When Is a Dog Considered an Adult?
All dogs are considered to be adult dogs once they hit their one year birthday, even though large breed dogs take longer than one year to finish growing.
If you have a medium or small breed dog, your dog is considered to be an adult by the time they are one year of age. If you haven’t already transitioned your dog to adult dog food by one year of age, this is the time to do it. If you have a large or giant breed puppy, ask your veterinarian about the best time to switch from large breed puppy food to adult large breed food.
Dogs are considered adults when they have reached physical, sexual, and emotional maturity, and have gone through puberty and adolescence. Emotional maturity will result in more focused, less distractible behavior, increased consistent obedience to commands, and a more calm demeanor.
Keeping an Eye on Your Dog’s Growth: Why It’s Important
While puppies will go through growth spurts just like human children, it is important that your puppy grows at a steady, regular rate to avoid medical conditions, such as panosteitis, a painful condition that resembles growth pains in growing children.
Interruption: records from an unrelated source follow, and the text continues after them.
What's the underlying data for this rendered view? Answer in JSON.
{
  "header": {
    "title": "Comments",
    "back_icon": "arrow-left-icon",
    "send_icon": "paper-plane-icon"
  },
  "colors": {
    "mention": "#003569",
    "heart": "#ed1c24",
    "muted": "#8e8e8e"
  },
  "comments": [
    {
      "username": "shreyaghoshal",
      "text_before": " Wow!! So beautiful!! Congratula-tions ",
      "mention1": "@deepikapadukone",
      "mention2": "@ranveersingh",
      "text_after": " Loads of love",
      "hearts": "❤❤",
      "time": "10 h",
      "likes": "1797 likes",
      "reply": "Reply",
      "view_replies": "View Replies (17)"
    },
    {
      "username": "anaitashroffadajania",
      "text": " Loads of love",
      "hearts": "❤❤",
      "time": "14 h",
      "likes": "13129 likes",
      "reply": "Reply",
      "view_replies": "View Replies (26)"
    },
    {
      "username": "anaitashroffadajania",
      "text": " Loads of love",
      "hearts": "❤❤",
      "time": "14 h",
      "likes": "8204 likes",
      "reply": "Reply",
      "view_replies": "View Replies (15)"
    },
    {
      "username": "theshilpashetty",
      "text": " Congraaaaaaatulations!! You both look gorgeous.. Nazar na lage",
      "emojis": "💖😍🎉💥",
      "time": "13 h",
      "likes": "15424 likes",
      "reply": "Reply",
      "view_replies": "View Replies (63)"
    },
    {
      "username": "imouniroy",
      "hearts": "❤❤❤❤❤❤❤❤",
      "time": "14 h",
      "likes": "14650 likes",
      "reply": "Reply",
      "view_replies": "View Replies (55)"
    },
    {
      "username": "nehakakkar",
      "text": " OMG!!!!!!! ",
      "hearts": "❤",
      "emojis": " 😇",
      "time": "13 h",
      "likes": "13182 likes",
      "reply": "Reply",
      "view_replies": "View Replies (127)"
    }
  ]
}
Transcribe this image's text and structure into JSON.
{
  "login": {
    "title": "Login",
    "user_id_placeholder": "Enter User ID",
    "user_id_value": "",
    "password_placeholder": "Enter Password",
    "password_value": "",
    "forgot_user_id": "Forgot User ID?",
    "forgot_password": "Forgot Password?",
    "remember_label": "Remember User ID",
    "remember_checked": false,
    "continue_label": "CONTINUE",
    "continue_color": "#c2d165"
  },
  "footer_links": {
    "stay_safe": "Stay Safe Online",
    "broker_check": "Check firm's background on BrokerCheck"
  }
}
It is also important for your puppy to grow at a regular rate, not too fast or too slow, to reduce the likelihood of other developmental orthopedic disorders, including Osteochondritis dissecans (OCD) and Hypertrophic osteodystrophy (HOD).
Controlling your puppy’s rate of growth is best done under the supervision of a veterinarian, who can monitor your puppy’s growth and development, and suggest the proper nutrition and exercise specific to your dog and your family’s lifestyle.
To avoid disorders associated with rapid growth, avoid overfeeding your puppy. If you have a large breed puppy, you can further ensure joint health by feeding an appropriate amount of large breed puppy formula food, which is specifically formulated to support healthy growth and development in large breed puppies.
While it can be bittersweet to watch your puppy grow up (where does all the time go?!?), knowing when they will reach maturity and how to care for them in the meantime will contribute to a lifetime of health and wellbeing.